## Task brief
If a line in the entries below includes the string "JSON", copy it out.

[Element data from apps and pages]
BEGIN
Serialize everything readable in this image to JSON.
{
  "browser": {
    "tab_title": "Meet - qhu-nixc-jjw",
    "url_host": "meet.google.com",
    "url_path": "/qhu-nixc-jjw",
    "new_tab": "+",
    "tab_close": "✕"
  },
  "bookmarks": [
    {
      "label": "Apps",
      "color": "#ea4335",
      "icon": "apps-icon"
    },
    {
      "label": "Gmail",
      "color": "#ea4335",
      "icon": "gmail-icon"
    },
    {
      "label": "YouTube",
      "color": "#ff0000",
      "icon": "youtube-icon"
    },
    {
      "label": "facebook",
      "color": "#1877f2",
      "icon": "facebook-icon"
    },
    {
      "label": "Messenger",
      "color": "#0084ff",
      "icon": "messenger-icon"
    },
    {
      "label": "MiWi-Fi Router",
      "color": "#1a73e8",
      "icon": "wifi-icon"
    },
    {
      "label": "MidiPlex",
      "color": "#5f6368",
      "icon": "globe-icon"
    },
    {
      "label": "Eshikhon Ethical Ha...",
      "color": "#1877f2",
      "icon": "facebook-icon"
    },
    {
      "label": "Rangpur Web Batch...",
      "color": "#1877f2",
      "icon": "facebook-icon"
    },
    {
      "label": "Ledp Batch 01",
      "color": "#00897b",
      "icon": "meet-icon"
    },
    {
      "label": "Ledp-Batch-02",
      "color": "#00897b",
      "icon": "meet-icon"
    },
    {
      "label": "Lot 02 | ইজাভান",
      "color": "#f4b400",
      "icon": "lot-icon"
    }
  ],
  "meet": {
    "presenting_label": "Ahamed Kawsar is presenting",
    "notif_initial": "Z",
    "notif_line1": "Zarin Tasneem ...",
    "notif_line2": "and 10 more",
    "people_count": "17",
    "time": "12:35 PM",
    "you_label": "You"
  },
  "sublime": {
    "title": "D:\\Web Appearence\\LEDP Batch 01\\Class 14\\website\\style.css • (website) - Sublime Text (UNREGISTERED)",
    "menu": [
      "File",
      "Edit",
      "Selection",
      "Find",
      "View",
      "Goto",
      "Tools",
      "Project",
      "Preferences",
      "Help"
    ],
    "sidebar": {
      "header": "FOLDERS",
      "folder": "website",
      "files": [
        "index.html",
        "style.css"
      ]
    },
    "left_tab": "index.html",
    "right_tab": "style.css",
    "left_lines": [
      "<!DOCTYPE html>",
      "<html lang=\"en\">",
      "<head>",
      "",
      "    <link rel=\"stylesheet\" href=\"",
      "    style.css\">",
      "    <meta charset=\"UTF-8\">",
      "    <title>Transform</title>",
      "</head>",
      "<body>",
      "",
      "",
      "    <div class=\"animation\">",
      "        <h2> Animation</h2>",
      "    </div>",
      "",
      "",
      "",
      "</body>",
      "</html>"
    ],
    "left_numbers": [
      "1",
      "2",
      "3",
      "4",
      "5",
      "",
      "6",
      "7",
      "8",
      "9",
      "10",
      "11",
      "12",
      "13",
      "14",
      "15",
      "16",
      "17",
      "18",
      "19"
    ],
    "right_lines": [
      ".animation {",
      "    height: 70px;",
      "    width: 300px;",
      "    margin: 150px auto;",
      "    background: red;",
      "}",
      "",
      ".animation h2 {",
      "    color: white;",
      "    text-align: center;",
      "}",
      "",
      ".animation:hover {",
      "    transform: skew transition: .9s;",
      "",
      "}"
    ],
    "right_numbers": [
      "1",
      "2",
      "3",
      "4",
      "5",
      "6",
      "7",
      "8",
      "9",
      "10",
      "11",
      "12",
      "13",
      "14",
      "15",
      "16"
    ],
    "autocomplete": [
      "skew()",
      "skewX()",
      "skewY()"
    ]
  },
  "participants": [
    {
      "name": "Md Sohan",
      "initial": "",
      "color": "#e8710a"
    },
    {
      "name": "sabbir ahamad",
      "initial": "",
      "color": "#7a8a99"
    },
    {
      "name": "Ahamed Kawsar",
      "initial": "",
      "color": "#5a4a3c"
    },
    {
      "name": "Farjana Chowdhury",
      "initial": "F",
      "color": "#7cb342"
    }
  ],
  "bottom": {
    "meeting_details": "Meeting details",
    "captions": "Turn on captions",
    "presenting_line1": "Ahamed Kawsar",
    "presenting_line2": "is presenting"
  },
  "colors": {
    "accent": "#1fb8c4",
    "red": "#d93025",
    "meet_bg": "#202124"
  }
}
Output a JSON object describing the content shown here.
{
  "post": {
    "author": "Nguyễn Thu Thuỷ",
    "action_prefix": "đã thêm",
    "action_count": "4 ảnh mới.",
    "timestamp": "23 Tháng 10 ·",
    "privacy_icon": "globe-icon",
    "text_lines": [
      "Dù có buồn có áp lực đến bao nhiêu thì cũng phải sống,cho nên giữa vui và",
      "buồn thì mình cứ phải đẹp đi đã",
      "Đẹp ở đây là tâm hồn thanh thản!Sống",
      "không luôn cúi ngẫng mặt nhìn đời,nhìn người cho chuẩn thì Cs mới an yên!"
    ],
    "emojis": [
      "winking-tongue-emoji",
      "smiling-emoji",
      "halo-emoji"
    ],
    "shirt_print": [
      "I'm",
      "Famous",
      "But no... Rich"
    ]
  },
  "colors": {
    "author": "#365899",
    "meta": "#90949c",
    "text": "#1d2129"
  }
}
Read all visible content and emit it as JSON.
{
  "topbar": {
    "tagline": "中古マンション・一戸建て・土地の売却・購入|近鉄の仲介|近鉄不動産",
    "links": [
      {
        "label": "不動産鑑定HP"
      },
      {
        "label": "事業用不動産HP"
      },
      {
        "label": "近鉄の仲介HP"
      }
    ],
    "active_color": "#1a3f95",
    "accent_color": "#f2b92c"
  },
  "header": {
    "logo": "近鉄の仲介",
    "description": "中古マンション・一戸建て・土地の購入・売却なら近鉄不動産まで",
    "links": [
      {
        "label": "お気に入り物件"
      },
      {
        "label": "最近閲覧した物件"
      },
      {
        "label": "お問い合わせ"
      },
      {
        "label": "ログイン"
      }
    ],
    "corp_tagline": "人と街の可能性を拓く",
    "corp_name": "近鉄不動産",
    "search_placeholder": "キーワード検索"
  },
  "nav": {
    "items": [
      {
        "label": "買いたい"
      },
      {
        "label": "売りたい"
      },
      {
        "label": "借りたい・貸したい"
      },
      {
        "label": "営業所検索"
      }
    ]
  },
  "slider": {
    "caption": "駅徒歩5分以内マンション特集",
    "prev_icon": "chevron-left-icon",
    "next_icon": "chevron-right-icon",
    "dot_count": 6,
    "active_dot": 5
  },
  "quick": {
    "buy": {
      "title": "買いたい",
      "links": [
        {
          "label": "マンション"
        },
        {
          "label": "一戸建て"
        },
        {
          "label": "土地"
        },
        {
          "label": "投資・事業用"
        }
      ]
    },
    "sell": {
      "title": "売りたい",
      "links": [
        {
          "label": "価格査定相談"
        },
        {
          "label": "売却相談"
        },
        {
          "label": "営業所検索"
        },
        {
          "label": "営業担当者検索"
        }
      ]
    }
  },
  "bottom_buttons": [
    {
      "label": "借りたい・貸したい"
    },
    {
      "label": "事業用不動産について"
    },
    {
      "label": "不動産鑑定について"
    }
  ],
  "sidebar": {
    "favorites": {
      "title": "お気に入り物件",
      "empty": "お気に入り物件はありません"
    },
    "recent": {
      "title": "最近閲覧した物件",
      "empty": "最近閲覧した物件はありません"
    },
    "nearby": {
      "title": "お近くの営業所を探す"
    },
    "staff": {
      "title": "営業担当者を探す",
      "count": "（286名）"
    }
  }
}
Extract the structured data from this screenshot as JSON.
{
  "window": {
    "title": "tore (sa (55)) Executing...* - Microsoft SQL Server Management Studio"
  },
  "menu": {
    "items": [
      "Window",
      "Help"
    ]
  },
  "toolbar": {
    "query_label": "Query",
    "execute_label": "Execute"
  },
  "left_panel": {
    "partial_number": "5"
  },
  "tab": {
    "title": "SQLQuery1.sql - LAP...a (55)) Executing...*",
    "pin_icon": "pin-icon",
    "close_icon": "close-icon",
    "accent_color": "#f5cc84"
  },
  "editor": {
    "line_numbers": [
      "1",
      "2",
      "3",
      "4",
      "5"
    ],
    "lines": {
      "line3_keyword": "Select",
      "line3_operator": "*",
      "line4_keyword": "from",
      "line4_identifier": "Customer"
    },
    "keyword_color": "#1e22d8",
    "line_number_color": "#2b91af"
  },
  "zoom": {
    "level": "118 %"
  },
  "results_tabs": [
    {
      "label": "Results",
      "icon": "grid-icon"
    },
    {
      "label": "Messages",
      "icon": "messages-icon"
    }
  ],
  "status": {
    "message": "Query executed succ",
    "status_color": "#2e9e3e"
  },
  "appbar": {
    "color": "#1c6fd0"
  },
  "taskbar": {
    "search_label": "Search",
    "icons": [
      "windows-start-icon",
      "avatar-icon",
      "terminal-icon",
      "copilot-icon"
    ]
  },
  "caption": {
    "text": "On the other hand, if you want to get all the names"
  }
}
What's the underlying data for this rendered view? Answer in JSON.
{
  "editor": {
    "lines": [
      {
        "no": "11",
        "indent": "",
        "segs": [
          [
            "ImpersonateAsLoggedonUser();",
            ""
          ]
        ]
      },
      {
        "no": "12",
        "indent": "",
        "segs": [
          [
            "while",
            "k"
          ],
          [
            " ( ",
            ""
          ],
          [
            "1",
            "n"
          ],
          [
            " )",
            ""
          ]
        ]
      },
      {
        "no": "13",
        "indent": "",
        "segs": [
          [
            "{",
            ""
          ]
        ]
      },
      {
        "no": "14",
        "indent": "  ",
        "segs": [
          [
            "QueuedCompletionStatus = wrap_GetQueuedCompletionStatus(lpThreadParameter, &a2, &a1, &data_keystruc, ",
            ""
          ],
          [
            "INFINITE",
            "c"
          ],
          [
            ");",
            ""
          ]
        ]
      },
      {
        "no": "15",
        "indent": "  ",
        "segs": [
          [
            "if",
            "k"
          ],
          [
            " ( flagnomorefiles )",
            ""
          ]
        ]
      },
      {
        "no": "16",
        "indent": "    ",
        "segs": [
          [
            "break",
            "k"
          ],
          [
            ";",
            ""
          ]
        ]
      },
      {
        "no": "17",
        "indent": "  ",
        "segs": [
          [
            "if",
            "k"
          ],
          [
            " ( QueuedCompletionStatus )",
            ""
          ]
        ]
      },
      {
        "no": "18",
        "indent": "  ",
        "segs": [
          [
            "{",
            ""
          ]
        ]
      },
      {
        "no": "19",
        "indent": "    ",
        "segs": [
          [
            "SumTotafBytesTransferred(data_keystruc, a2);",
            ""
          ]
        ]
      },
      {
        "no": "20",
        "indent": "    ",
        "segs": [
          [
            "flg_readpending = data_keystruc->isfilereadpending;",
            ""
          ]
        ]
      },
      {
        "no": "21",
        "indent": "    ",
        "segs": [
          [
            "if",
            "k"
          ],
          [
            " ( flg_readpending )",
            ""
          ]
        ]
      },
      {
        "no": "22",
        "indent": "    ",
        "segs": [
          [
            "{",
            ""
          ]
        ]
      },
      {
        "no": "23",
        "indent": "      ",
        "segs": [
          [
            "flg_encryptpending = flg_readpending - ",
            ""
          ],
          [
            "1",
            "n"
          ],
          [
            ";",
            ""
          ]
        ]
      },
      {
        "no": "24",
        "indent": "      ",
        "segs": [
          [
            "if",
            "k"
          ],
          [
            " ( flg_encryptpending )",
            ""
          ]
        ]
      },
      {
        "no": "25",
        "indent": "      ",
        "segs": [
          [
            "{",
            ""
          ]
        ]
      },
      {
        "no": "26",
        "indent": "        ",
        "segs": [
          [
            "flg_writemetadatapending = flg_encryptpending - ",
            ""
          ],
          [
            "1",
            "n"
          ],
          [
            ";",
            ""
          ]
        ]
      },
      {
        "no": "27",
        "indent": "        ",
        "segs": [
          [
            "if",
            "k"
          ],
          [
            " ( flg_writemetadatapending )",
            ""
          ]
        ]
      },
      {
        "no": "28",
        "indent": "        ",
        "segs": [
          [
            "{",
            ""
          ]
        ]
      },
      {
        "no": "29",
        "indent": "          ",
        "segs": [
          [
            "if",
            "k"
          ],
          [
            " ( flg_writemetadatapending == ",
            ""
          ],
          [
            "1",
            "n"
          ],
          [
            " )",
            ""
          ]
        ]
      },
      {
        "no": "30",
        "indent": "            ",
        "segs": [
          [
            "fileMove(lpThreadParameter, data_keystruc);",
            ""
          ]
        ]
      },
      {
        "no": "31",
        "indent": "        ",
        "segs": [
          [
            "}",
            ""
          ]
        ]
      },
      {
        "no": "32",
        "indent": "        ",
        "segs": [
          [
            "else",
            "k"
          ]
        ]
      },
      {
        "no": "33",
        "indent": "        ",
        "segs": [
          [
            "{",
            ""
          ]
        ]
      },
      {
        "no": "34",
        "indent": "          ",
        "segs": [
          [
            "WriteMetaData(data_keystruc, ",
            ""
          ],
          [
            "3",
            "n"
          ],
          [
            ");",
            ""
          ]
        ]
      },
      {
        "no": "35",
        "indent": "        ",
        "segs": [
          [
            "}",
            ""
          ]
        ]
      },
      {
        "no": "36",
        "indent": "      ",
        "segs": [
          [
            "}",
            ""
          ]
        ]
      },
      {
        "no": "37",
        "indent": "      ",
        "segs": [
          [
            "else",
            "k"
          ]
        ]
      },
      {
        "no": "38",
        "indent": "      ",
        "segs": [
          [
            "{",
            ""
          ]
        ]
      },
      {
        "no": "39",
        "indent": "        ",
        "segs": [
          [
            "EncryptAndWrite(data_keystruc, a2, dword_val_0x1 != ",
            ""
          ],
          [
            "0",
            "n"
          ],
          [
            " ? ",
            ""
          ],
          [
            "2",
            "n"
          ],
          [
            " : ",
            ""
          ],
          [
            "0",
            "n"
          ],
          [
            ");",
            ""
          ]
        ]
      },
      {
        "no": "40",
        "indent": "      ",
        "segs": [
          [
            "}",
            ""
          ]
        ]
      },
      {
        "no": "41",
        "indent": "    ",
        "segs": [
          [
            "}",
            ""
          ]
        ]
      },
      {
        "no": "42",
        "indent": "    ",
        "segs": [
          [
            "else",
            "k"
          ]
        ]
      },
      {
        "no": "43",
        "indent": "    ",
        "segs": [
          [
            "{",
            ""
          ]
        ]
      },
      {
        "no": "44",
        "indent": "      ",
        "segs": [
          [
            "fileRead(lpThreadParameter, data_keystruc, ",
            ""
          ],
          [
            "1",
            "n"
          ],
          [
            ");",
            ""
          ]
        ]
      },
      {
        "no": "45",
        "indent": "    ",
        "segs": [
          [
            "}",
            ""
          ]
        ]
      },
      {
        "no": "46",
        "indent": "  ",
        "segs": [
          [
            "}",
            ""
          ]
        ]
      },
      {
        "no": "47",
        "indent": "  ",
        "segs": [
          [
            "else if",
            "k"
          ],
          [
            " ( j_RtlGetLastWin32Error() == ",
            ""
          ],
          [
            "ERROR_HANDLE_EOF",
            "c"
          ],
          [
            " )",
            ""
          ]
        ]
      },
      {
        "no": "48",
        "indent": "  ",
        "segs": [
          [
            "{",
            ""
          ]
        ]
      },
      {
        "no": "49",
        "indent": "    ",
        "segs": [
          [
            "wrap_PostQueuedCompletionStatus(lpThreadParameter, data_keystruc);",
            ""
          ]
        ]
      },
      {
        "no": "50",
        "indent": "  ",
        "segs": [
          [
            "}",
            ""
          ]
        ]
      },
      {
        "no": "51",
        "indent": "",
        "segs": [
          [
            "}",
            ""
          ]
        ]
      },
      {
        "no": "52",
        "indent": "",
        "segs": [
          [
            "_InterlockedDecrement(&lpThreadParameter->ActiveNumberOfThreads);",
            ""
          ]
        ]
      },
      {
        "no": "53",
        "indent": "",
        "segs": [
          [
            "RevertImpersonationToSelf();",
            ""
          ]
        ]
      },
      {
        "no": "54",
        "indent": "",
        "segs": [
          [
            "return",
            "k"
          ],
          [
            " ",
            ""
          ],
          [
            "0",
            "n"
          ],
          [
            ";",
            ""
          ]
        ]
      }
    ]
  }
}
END
## Response to this task
Serialize everything readable in this image to JSON.
Output a JSON object describing the content shown here.
Read all visible content and emit it as JSON.
Extract the structured data from this screenshot as JSON.
What's the underlying data for this rendered view? Answer in JSON.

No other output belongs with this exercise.